• _WHAT THE TASK REQUIRES_
Exactly reproduce each of the entries shown below.

*** DATASET EXCERPTS ***

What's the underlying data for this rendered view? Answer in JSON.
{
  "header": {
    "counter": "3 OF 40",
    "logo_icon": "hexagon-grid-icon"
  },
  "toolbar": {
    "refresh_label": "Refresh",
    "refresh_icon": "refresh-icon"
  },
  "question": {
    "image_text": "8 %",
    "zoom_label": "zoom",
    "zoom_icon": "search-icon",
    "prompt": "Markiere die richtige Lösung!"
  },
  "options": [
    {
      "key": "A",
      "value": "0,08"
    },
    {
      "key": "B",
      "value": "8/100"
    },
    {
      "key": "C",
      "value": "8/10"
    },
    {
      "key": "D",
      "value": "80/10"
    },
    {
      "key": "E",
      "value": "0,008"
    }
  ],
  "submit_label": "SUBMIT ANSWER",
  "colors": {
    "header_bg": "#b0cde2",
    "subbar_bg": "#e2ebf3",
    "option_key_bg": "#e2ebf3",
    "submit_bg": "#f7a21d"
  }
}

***

• _SOLUTION FOR THIS TASK_
What's the underlying data for this rendered view? Answer in JSON.
{
  "header": {
    "counter": "3 OF 40",
    "logo_icon": "hexagon-grid-icon"
  },
  "toolbar": {
    "refresh_label": "Refresh",
    "refresh_icon": "refresh-icon"
  },
  "question": {
    "image_text": "8 %",
    "zoom_label": "zoom",
    "zoom_icon": "search-icon",
    "prompt": "Markiere die richtige Lösung!"
  },
  "options": [
    {
      "key": "A",
      "value": "0,08"
    },
    {
      "key": "B",
      "value": "8/100"
    },
    {
      "key": "C",
      "value": "8/10"
    },
    {
      "key": "D",
      "value": "80/10"
    },
    {
      "key": "E",
      "value": "0,008"
    }
  ],
  "submit_label": "SUBMIT ANSWER",
  "colors": {
    "header_bg": "#b0cde2",
    "subbar_bg": "#e2ebf3",
    "option_key_bg": "#e2ebf3",
    "submit_bg": "#f7a21d"
  }
}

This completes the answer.